fungal; systemic infecting many organ systems simultaneously and often results in death
protozoal; diarrhea and this type is very severe in HIV patients including painful cramping and weight loss
protozoal; causes serious and extensive tissue damage, can also cause brain damage
bacteria; causes a disease similar to TB and severely affects the lungs
viral; eye infections (may lead to blindness), hormonal imbalance, pneumonia, diarrhea, fever and rash
cancer; results in tumors of blood vessels
cancer; cancer in lymph nodes
cancer; caused by certain strains of an STD called human papilloma virus (HPV) that is also the causative agent of genital warts
What happens to T-helper cells in HIV?
they die a lot, so much that your immune system can't make enough to replace them all fast enough
Is AZT used alone or with other drugs most of the time?
usually along with other drugs
- High cost ($3500/yr)
- problem with compliance (must be taken every four hours)
- side effects including nausea, headaches, sleeplessness and anemia.

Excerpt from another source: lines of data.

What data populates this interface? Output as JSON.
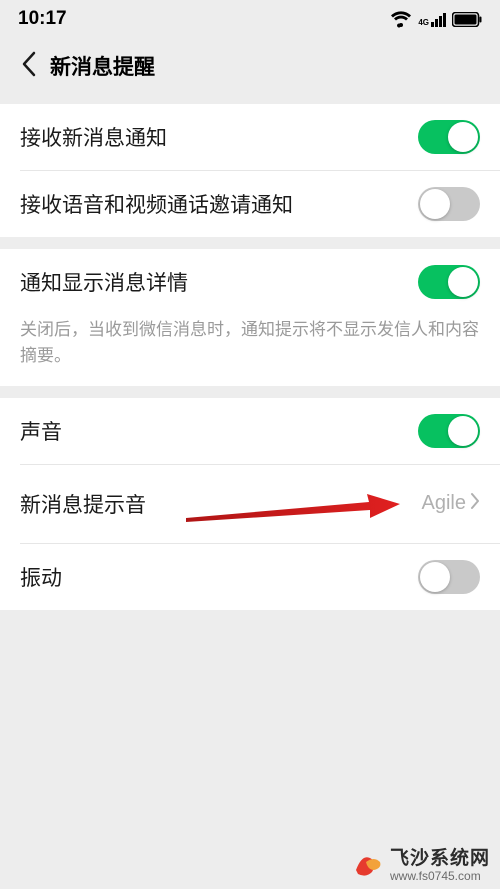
{
  "status": {
    "time": "10:17",
    "signal_label": "4G"
  },
  "nav": {
    "title": "新消息提醒"
  },
  "rows": {
    "receive_msg": {
      "label": "接收新消息通知",
      "on": true
    },
    "receive_call": {
      "label": "接收语音和视频通话邀请通知",
      "on": false
    },
    "show_detail": {
      "label": "通知显示消息详情",
      "on": true
    },
    "show_detail_hint": "关闭后，当收到微信消息时，通知提示将不显示发信人和内容摘要。",
    "sound": {
      "label": "声音",
      "on": true
    },
    "tone": {
      "label": "新消息提示音",
      "value": "Agile"
    },
    "vibrate": {
      "label": "振动",
      "on": false
    }
  },
  "watermark": {
    "title": "飞沙系统网",
    "sub": "www.fs0745.com"
  }
}
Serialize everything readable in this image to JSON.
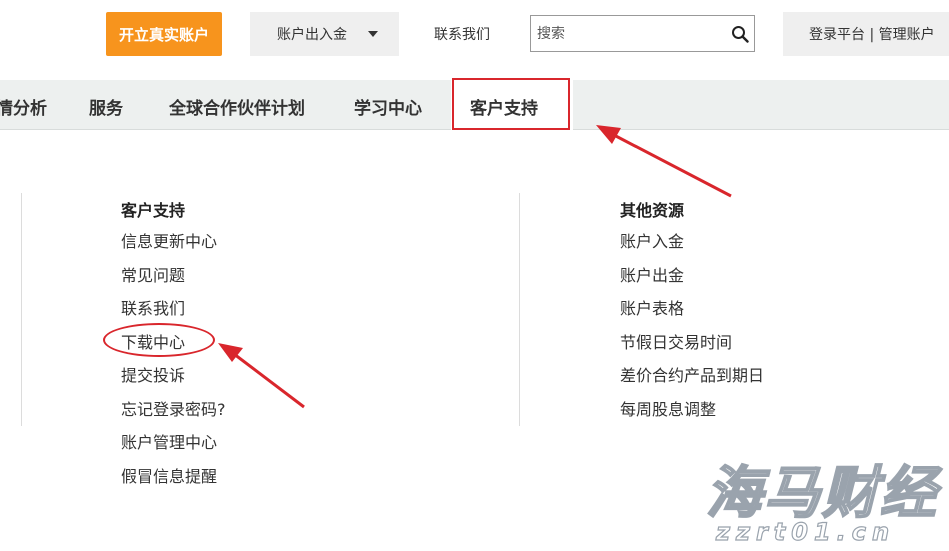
{
  "topbar": {
    "open_account": "开立真实账户",
    "funds_dropdown": "账户出入金",
    "contact": "联系我们",
    "search_placeholder": "搜索",
    "login": "登录平台 | 管理账户"
  },
  "nav": {
    "items": [
      "情分析",
      "服务",
      "全球合作伙伴计划",
      "学习中心",
      "客户支持"
    ],
    "active": "客户支持"
  },
  "columns": [
    {
      "title": "客户支持",
      "links": [
        "信息更新中心",
        "常见问题",
        "联系我们",
        "下载中心",
        "提交投诉",
        "忘记登录密码?",
        "账户管理中心",
        "假冒信息提醒"
      ]
    },
    {
      "title": "其他资源",
      "links": [
        "账户入金",
        "账户出金",
        "账户表格",
        "节假日交易时间",
        "差价合约产品到期日",
        "每周股息调整"
      ]
    }
  ],
  "watermark": {
    "name": "海马财经",
    "url": "zzrt01.cn"
  },
  "colors": {
    "accent": "#f7941d",
    "annotation": "#d9262c",
    "nav_bg": "#edf0ef"
  }
}
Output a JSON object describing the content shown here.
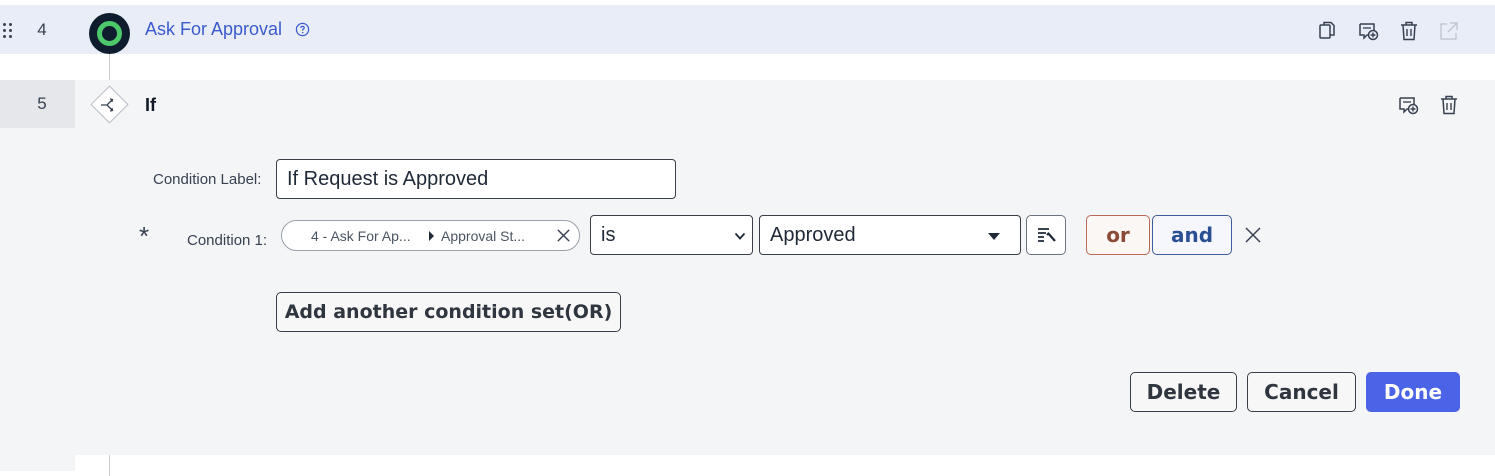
{
  "step4": {
    "number": "4",
    "title": "Ask For Approval",
    "icons": [
      "drag-handle-icon",
      "help-icon",
      "copy-icon",
      "add-comment-icon",
      "trash-icon",
      "open-external-icon"
    ]
  },
  "step5": {
    "number": "5",
    "title": "If",
    "icons": [
      "branch-icon",
      "add-comment-icon",
      "trash-icon"
    ]
  },
  "condition_label": {
    "label": "Condition Label:",
    "value": "If Request is Approved"
  },
  "condition1": {
    "required_mark": "*",
    "label": "Condition 1:",
    "pill_step": "4 - Ask For Ap...",
    "pill_field": "Approval St...",
    "operator": "is",
    "value": "Approved",
    "or_label": "or",
    "and_label": "and"
  },
  "add_condition_set_label": "Add another condition set(OR)",
  "footer": {
    "delete_label": "Delete",
    "cancel_label": "Cancel",
    "done_label": "Done"
  },
  "colors": {
    "accent": "#4b63e6",
    "link": "#3b5bcc",
    "or": "#8b4a36",
    "and": "#2a4f93",
    "approval_ring": "#4cc86b"
  }
}
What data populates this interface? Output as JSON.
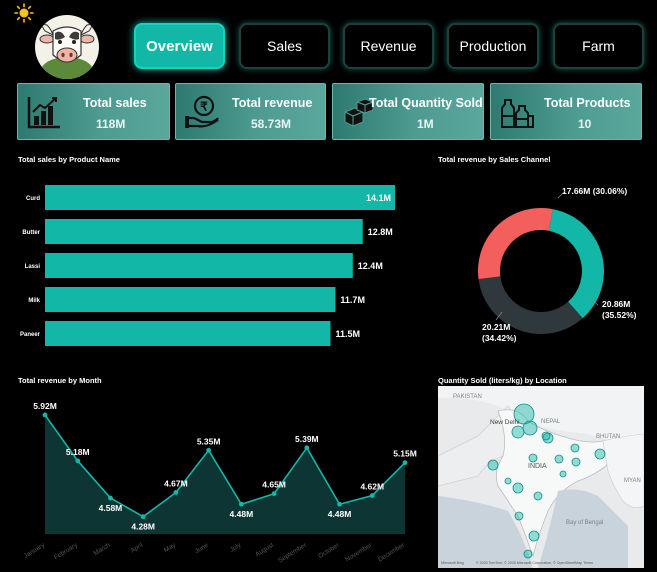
{
  "nav": {
    "tabs": [
      {
        "label": "Overview",
        "active": true
      },
      {
        "label": "Sales"
      },
      {
        "label": "Revenue"
      },
      {
        "label": "Production"
      },
      {
        "label": "Farm"
      }
    ]
  },
  "kpis": [
    {
      "title": "Total sales",
      "value": "118M",
      "icon": "bar-chart-icon"
    },
    {
      "title": "Total revenue",
      "value": "58.73M",
      "icon": "rupee-hand-icon"
    },
    {
      "title": "Total Quantity Sold",
      "value": "1M",
      "icon": "boxes-icon"
    },
    {
      "title": "Total Products",
      "value": "10",
      "icon": "milk-bottles-icon"
    }
  ],
  "colors": {
    "accent": "#13b7a8",
    "red": "#f25f5c",
    "dark": "#2f383d"
  },
  "sales_by_product": {
    "title": "Total sales by Product Name"
  },
  "revenue_by_channel": {
    "title": "Total revenue by Sales Channel"
  },
  "revenue_by_month": {
    "title": "Total revenue by Month"
  },
  "map": {
    "title": "Quantity Sold (liters/kg) by Location",
    "labels": {
      "pakistan": "PAKISTAN",
      "new_delhi": "New Delhi",
      "nepal": "NEPAL",
      "bhutan": "BHUTAN",
      "india": "INDIA",
      "bay": "Bay of Bengal",
      "myanmar": "MYAN"
    },
    "attribution": "© 2025 TomTom, © 2025 Microsoft Corporation, © OpenStreetMap  Terms",
    "bing": "Microsoft Bing"
  },
  "chart_data": [
    {
      "type": "bar",
      "title": "Total sales by Product Name",
      "categories": [
        "Curd",
        "Butter",
        "Lassi",
        "Milk",
        "Paneer"
      ],
      "values": [
        14.1,
        12.8,
        12.4,
        11.7,
        11.5
      ],
      "value_labels": [
        "14.1M",
        "12.8M",
        "12.4M",
        "11.7M",
        "11.5M"
      ],
      "orientation": "horizontal"
    },
    {
      "type": "pie",
      "title": "Total revenue by Sales Channel",
      "donut": true,
      "slices": [
        {
          "value": 20.86,
          "label": "20.86M (35.52%)",
          "color": "#13b7a8"
        },
        {
          "value": 20.21,
          "label": "20.21M (34.42%)",
          "color": "#2f383d"
        },
        {
          "value": 17.66,
          "label": "17.66M (30.06%)",
          "color": "#f25f5c"
        }
      ]
    },
    {
      "type": "area",
      "title": "Total revenue by Month",
      "categories": [
        "January",
        "February",
        "March",
        "April",
        "May",
        "June",
        "July",
        "August",
        "September",
        "October",
        "November",
        "December"
      ],
      "values": [
        5.92,
        5.18,
        4.58,
        4.28,
        4.67,
        5.35,
        4.48,
        4.65,
        5.39,
        4.48,
        4.62,
        5.15
      ],
      "value_labels": [
        "5.92M",
        "5.18M",
        "4.58M",
        "4.28M",
        "4.67M",
        "5.35M",
        "4.48M",
        "4.65M",
        "5.39M",
        "4.48M",
        "4.62M",
        "5.15M"
      ]
    }
  ]
}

Why is AZT not effective on its own?
HIV is very mutational and can become resistant to it easily
If a pregnant woman is treated with AZT alone, what is the reduced rate of transmission to her child?
Non-nucleoside inhibitors of Reverse Transcriptase (NNRTI’s):
These inhibitors act by binding directly to the reverse transcriptase to inhibit its function
These inhibitors (there are five) act by binding directly to the protease enzyme that is responsible for directing the maturation of the proteins in newly made viral particles
This drug acts by interfering with the fusion of the HIV envelope with the cell membrane of the target cell.
exposure to more than one inhibitor at a time
combination therapy that combines AZT, 3TC (another nucleoside analog like AZT), and protease inhibitor
Limitations and uncertainties of HAART:
- it doesn't work for everyone
- it may become outdated soon
- can have severe side effects
- sometimes hard to comply with time schedules
- VERY expensive
- may accelerate aging